As an English Literature student, it has always felt so unfeasible to answer that daunting, cruel question. The question that everyone asks and no one likes to answer:
“What is your favourite book?”.
In the past, I had always manufactured some false answer or changed the subject or listed the first few titles that popped into my head. But now, that question is no longer an impossible task or a momentous challenge. I can finally provide a truthful answer.
The Water Cure by Sophie Mackintosh.
“I would take my strange and incapable heart out of my chest if I could, display it, absolve myself of responsibility.”
The novel tells the story of three sisters, Grace, Lia and Sky, who grow up in an abandoned, isolated hotel on a strange island, its territory entirely unknown. The girls call their father ‘King’ and their mother remains nameless throughout. King is a figure that reminds me of Prospero: a father-figure that is callous and controlling but also bewitching. He claims that he keeps the girls on the island to ensure they’re safe and protected from the outside. He establishes that there is a peculiar plague on the nearby mainland that, among various other things, makes women allergic to the touch of men. During the girls’ youth, ‘damaged’ women arrive at the hotel to be healed from their interactions with men, hysterical and desperate to be cured. ‘The Water Cure’ is just one of the many therapies employed by King to cleanse these women of the toxicities of such trauma and feelings and thoughts. Others include ‘Scream Therapy’, solitary confinement and bizarre creative projects.

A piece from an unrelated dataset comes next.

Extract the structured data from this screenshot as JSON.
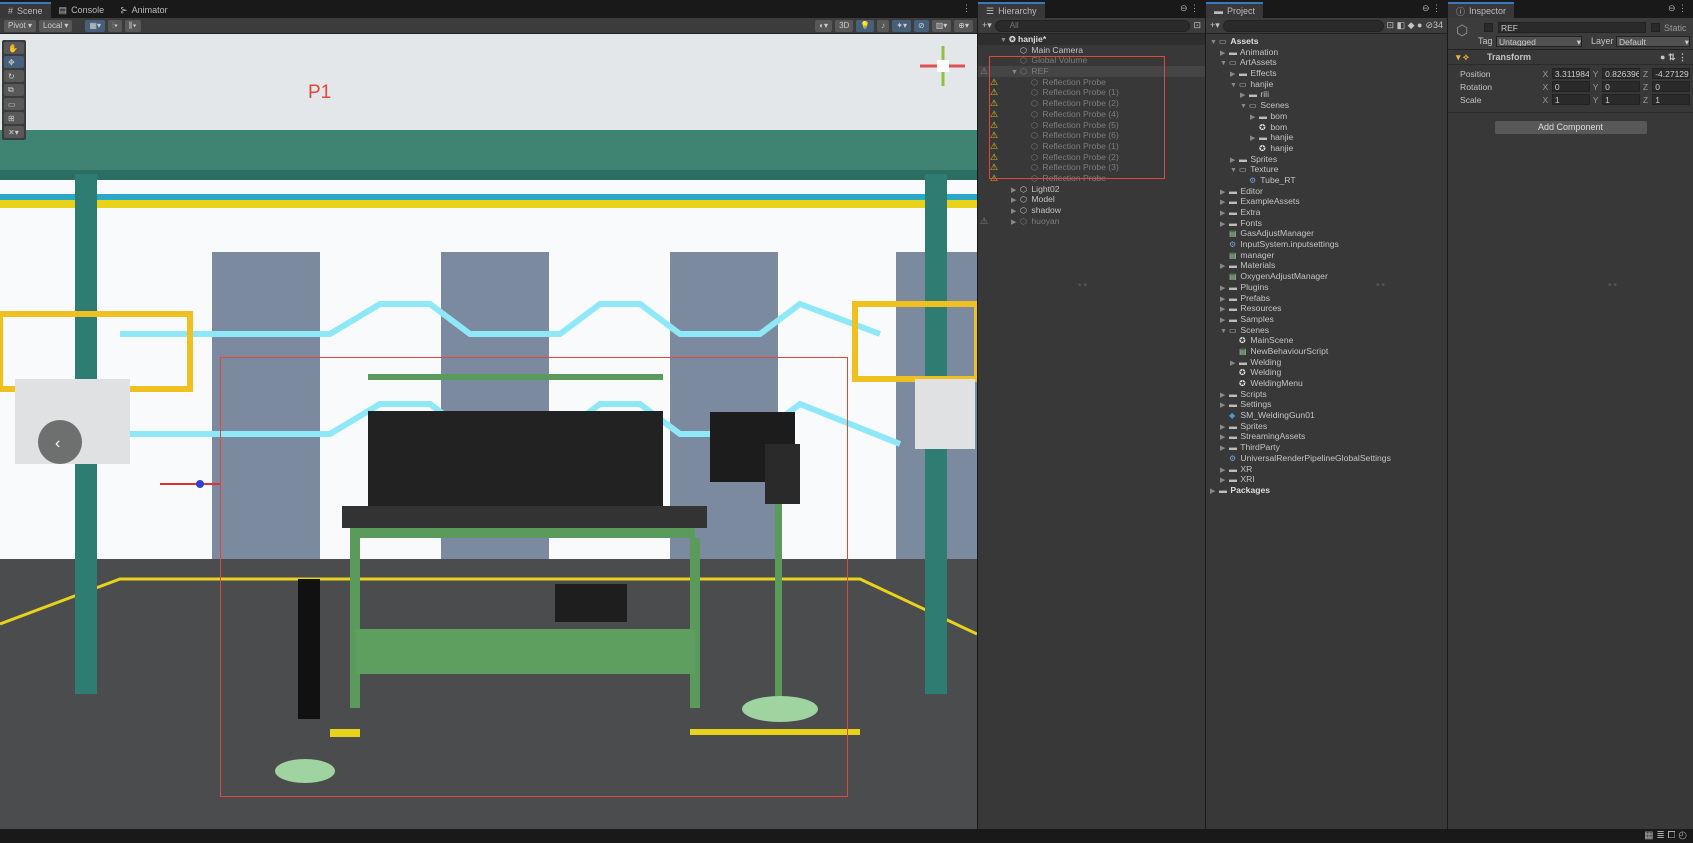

One day, when their father sails to the mainland to pick up food and supplies and does not return, everything starts to change for the girls. Two men and a young boy appear on the beach, washed up on the shore, and the sisters have to relearn everything they have been taught.
Nominated for the Man Booker Prize 2018, it is not a shock that this novel is breath-taking. But, it surpassed all of my expectations. It is hypnotic and eerily uncanny. It is grotesque and absorbing. It is lyrical and abstract. It is dreamlike and evocative.

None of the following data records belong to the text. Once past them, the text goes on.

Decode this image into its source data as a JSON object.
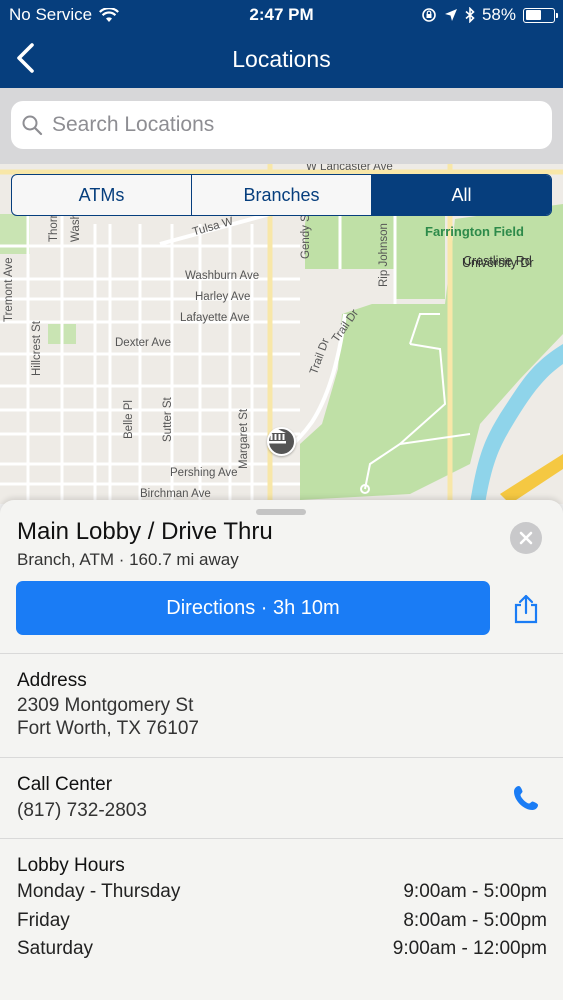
{
  "status_bar": {
    "carrier": "No Service",
    "time": "2:47 PM",
    "battery_percent": "58%",
    "battery_level": 0.58
  },
  "nav": {
    "title": "Locations",
    "back_icon": "chevron-left-icon"
  },
  "search": {
    "placeholder": "Search Locations",
    "value": ""
  },
  "filters": {
    "options": [
      "ATMs",
      "Branches",
      "All"
    ],
    "selected": "All"
  },
  "map": {
    "streets": {
      "lancaster": "W Lancaster Ave",
      "washburn": "Washburn Ave",
      "harley": "Harley Ave",
      "lafayette": "Lafayette Ave",
      "dexter": "Dexter Ave",
      "pershing": "Pershing Ave",
      "birchman": "Birchman Ave",
      "crestline": "Crestline Rd",
      "tulsa": "Tulsa W",
      "tremont": "Tremont Ave",
      "hillcrest": "Hillcrest St",
      "belle": "Belle Pl",
      "sutter": "Sutter St",
      "margaret": "Margaret St",
      "gendy": "Gendy St",
      "rip_johnson": "Rip Johnson",
      "university": "University Dr",
      "trail_dr_1": "Trail Dr",
      "trail_dr_2": "Trail Dr",
      "thorne": "Thorne",
      "washington": "Washi"
    },
    "poi": "Farrington Field",
    "colors": {
      "land": "#eeebe6",
      "park": "#bfe0a6",
      "water": "#8fd4ea",
      "highway": "#f5c842"
    }
  },
  "location": {
    "name": "Main Lobby / Drive Thru",
    "subtitle": "Branch, ATM · 160.7 mi away",
    "directions_label": "Directions · 3h 10m",
    "address_label": "Address",
    "address_line1": "2309 Montgomery St",
    "address_line2": "Fort Worth, TX 76107",
    "call_label": "Call Center",
    "phone": "(817) 732-2803",
    "hours_label": "Lobby Hours",
    "hours": [
      {
        "day": "Monday - Thursday",
        "time": "9:00am - 5:00pm"
      },
      {
        "day": "Friday",
        "time": "8:00am - 5:00pm"
      },
      {
        "day": "Saturday",
        "time": "9:00am - 12:00pm"
      }
    ]
  },
  "theme": {
    "navy": "#063e7d",
    "action_blue": "#1a7cf5"
  }
}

I particularly love how the narrative perspective alters throughout the text, shifting between the distinctive voices of the sisters and sometimes treating the reader to all of their voices crying out in heartfelt unison. It is almost like a Greek chorus, but one that actively reverses the male gaze rather than reinforces it. In between chapters, Mackintosh also includes short fragments of poignant, and sometimes harrowing, speech from the ‘damaged’ women who used to stay in the hotel and found themselves psychologically imprisoned in the sanctuary, further engrossing the reader into the bizarre, uncanny, horrifying world of her creation.

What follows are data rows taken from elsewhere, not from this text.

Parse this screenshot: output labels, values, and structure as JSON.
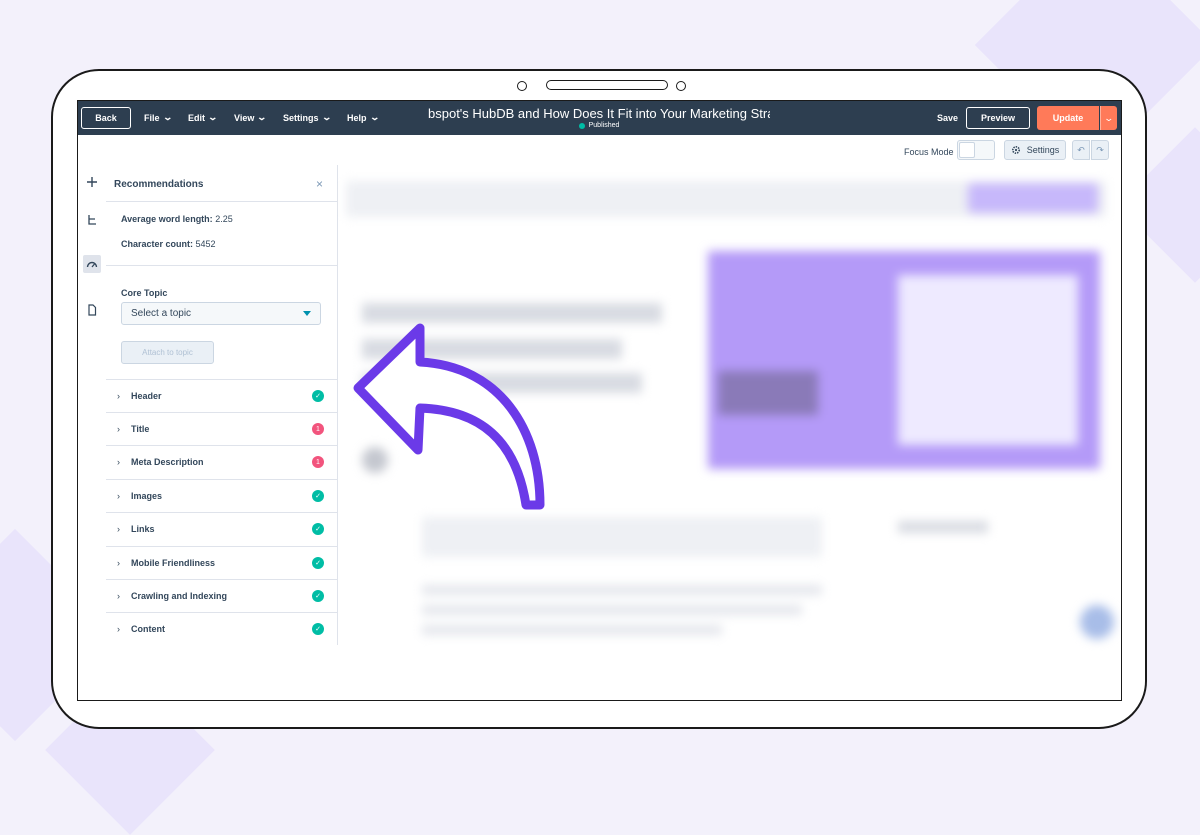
{
  "colors": {
    "topbar": "#2d3e50",
    "accent_orange": "#ff7a59",
    "success": "#00bda5",
    "error": "#f2547d",
    "arrow_purple": "#6b3ae8"
  },
  "topbar": {
    "back": "Back",
    "menus": [
      "File",
      "Edit",
      "View",
      "Settings",
      "Help"
    ],
    "doc_title": "bspot's HubDB and How Does It Fit into Your Marketing Stra",
    "status": "Published",
    "save": "Save",
    "preview": "Preview",
    "update": "Update"
  },
  "subbar": {
    "focus_mode": "Focus Mode",
    "settings": "Settings"
  },
  "rail_icons": [
    "plus-icon",
    "tree-icon",
    "gauge-icon",
    "page-icon"
  ],
  "panel": {
    "title": "Recommendations",
    "avg_word_label": "Average word length:",
    "avg_word_value": "2.25",
    "char_count_label": "Character count:",
    "char_count_value": "5452",
    "core_topic_label": "Core Topic",
    "select_placeholder": "Select a topic",
    "attach_button": "Attach to topic",
    "items": [
      {
        "label": "Header",
        "status": "ok",
        "badge": ""
      },
      {
        "label": "Title",
        "status": "err",
        "badge": "1"
      },
      {
        "label": "Meta Description",
        "status": "err",
        "badge": "1"
      },
      {
        "label": "Images",
        "status": "ok",
        "badge": ""
      },
      {
        "label": "Links",
        "status": "ok",
        "badge": ""
      },
      {
        "label": "Mobile Friendliness",
        "status": "ok",
        "badge": ""
      },
      {
        "label": "Crawling and Indexing",
        "status": "ok",
        "badge": ""
      },
      {
        "label": "Content",
        "status": "ok",
        "badge": ""
      }
    ]
  }
}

In order to garner such an intoxicating, visceral, humid atmosphere within her writing, Mackintosh has described how she created Spotify playlists to ensure her mind was in the correct headspace, utilising music to inspire thoughts. It is no wonder, then, that the prose can seem, at times, like lyrics from a song. The metaphorical language reads like poetry, words drifting off the page with such fluency and ease. I don’t think I have ever read a book so expressive, figurative and melodious before.
Inspired by Jeffrey Eugenides’ The Virgin Suicides, Angela Carter’s The Magic Toyshop and the Welsh myths she was read in her childhood, the book is drenched in the nostalgia of adolescence, dripping in vulnerability, idealised love, romanticised suffering and fanciful dreams. The cultish, ritualistic aspects of the girls’ childhood are haunting and particularly gothic, exemplifying Mackintosh’s fascination with the macabre and magic realism.
Yet, despite the obvious uncanny nature of the story, I’m dispirited when I see critics’ reviews immediately aligning the novel with Margaret Atwood’s The Handmaid’s Tale or just generally labelling The Water Cure as belonging to the genre of feminist dystopia. This novel doesn’t fit into a category- it is far too opaque and startlingly different from anything I have read to be categorised in such a way. It reads more like a disturbing, grown-up fairy-tale that tears apart any expectations the reader may have and it is frustrating to see people completely dismiss its versatility. Sophie Mackintosh’s writing almost deserves a new genre in its own right- it is so fresh and startlingly discernible.
Mackintosh’s new book, Blue Ticket, comes out in June and I honestly cannot wait to see what she produces next. I just know that it will be fresh, daring and evocative and I wish I could get my hands on a copy immediately. I’m counting down the days…